**Collected data entries**
== Segment start ==

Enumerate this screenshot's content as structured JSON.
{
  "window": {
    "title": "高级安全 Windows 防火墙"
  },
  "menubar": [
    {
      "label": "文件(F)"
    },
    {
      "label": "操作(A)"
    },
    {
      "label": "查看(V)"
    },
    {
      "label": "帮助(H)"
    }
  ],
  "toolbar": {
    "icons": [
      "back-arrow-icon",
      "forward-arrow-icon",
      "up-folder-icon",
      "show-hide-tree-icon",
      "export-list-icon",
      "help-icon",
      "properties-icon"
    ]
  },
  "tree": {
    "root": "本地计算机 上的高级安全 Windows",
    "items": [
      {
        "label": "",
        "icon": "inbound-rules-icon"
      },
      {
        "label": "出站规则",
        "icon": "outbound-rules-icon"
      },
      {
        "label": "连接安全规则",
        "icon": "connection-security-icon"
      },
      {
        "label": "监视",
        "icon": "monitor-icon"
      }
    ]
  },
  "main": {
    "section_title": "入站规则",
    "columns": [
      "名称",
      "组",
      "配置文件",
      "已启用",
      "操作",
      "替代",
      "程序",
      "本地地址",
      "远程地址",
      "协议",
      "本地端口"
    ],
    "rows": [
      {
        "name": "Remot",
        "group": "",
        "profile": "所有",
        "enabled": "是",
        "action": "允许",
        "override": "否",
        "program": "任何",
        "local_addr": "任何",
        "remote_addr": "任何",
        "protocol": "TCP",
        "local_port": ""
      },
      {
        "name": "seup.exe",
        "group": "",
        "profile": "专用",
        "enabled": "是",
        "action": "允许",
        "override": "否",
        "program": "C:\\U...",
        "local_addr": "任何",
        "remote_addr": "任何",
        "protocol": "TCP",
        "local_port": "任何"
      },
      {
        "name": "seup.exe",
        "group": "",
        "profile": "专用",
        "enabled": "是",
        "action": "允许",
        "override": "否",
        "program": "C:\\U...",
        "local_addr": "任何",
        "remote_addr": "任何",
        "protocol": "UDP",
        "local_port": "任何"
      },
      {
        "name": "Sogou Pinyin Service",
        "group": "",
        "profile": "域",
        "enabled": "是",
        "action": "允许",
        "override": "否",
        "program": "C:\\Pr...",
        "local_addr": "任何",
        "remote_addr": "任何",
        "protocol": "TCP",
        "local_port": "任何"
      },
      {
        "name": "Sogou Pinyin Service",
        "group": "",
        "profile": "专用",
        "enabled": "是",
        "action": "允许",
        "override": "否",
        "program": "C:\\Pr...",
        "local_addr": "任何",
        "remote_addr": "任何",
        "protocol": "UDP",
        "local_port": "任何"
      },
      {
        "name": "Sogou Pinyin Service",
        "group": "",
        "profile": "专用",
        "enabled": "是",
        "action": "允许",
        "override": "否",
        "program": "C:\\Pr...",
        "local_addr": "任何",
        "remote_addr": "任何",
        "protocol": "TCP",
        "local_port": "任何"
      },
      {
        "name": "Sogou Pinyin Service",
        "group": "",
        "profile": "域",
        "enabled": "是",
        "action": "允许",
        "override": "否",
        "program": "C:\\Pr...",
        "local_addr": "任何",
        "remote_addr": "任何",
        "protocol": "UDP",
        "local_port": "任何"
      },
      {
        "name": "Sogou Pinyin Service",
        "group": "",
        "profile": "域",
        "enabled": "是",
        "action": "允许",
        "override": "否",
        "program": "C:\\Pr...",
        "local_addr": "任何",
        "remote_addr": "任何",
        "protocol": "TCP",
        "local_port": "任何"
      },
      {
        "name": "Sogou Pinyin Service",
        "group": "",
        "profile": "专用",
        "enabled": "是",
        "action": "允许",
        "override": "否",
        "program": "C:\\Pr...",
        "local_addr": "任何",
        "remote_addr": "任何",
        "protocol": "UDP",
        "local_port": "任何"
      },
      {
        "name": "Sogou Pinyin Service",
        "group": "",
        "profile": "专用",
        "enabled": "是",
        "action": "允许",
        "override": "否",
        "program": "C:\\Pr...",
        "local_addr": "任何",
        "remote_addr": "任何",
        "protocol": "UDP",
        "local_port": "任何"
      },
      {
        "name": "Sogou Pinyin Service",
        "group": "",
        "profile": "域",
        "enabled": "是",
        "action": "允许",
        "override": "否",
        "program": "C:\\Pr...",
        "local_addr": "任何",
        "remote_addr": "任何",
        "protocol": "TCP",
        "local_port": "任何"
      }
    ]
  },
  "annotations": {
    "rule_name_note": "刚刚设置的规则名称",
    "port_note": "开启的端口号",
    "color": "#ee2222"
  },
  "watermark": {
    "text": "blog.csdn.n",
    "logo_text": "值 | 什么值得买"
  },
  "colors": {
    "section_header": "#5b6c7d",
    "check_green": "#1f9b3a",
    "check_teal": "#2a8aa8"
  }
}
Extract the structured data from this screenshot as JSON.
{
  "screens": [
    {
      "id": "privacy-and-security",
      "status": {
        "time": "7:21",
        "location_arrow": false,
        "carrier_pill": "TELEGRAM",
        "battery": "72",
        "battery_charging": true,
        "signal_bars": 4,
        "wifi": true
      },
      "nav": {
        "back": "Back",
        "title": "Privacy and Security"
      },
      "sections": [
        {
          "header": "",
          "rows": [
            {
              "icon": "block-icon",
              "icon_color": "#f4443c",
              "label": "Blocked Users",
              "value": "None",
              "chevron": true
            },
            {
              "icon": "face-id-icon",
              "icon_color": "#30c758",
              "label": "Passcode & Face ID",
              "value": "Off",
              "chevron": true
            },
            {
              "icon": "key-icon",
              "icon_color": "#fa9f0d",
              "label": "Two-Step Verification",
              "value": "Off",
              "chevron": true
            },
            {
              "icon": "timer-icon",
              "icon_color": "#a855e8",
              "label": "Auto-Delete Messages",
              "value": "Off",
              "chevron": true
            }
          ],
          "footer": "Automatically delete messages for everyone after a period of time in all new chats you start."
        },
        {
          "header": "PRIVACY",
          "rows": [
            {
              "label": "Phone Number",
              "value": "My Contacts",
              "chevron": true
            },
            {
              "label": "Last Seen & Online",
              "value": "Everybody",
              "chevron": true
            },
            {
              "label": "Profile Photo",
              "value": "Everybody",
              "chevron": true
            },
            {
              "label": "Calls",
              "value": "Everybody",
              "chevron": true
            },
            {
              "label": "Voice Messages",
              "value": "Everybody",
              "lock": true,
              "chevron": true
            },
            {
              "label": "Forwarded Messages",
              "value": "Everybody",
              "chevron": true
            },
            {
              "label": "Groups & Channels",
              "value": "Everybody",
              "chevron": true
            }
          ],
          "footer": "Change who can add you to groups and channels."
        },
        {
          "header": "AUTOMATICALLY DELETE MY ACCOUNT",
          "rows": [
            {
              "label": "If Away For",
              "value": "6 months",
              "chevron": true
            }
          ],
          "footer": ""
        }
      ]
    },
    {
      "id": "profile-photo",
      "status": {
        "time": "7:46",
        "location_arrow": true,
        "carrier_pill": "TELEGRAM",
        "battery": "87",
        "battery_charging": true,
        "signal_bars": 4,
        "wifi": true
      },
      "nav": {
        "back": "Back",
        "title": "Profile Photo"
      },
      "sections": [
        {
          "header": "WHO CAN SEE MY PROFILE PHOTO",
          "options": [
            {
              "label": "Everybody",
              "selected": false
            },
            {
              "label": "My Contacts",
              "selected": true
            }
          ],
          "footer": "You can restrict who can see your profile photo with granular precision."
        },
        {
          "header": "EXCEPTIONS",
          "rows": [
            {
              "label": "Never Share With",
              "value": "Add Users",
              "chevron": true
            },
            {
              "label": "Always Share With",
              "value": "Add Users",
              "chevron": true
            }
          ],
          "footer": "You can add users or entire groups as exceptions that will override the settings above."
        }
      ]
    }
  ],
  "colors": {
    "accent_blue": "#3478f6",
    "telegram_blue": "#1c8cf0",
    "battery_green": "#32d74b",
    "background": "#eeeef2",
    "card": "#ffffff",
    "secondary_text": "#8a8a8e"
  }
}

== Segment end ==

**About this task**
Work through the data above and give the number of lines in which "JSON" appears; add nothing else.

**Solution**
2